Visceral leishmaniasis can cause large-scale and tenacious epidemics, with high case–fatality rates. Epidemics occur frequently in regions which are difficult to access, such as Libo Kemkem, Ethiopia (2005–06), Wajir, Kenya (2008), and Upper Nile, Southern Sudan (2009). Malnutrition is a well-known risk factor, and the epidemics flourish under conditions of famine, complex emergencies and mass population movements.
In Sudan a major epidemic of visceral leishmaniasis occurred from 1984 to 1994. As this was the first epidemic in the area, the population was highly susceptible. Some studies have estimated that the disease caused 100 000 deaths in a population of around 300 000 in the western upper Nile area of the country. In some villages, more than half of the population died from the disease.
In 1997, a new epidemic caused the number of confirmed cases of visceral leishmaniasis in Sudan to increase by 400% over the previous year. Treatment centres were overwhelmed and stocks of first-line drugs were depleted. The migration of seasonal workers and large population movements caused by civil unrest carried the epidemic into Eritrea and Ethiopia.

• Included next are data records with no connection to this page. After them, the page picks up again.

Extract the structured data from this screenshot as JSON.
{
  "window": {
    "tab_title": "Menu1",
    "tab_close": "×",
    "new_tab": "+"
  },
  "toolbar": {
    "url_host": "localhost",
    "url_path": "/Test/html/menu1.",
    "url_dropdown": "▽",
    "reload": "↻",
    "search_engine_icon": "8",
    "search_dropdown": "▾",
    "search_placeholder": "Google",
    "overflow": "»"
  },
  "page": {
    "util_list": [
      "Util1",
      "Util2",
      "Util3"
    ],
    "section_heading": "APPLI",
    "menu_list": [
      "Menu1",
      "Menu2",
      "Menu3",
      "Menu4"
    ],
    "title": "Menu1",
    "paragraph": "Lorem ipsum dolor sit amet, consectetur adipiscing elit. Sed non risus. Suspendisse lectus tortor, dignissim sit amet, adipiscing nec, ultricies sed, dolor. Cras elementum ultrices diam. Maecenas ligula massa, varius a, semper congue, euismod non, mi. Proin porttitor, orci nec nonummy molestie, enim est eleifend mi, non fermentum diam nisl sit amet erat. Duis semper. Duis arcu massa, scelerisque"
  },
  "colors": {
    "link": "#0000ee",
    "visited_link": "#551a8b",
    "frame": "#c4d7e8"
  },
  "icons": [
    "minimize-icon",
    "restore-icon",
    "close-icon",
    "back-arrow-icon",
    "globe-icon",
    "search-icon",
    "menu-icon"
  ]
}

Brazil has also experienced a sharp increase in the number of cases of visceral leishmaniasis since 1999. Previously, rural epidemics were seen in ten-year cycles. Now, the disease is also appearing in urban areas. Waves of drought, lack of available farmland, and famine have led to a large migration of the population from rural areas to the peripheral suburbs of large cities, creating densely populated settlements with minimal infrastructure and sanitation. In these settlements, the newly introduced parasite finds a vast number of non-immune hosts, who are often malnourished and thus more vulnerable. Children under the age of 15 years are the most severely affected group. Dogs habitually kept in the domestic environment are the principal animal reservoir for the infection. Visceral leishmaniasis is also progressing rapidly in the north of Argentina and the areas bordering Brazil and Paraguay. In Paraguay itself, urban transmission has been seen in the capital Asunción.
Epidemics of cutaneous leishmaniasis are of particular concern in Afghanistan, where decades of war and civil unrest have created conditions that favour the spread of the disease and make its control especially difficult. The disease flared up in 2002, with an estimated 100 000 cases in Kabul. Today there are around 35 000 cases a year in the city. Because of their low resistance to the disease, returning refugees and other displaced persons in Kabul are at higher risk of infection. Outbreaks of cutaneous leishmaniasis are occurring in different parts of the world, and have been well reported in the southern provinces of Sing and Beluchistan in Pakistan since 2004, in Ban, Islamic Republic of Iran after the devastating earthquake in 2003, and in the Sudanese refugee camps of Treguine and Koukou, Chad in 2007.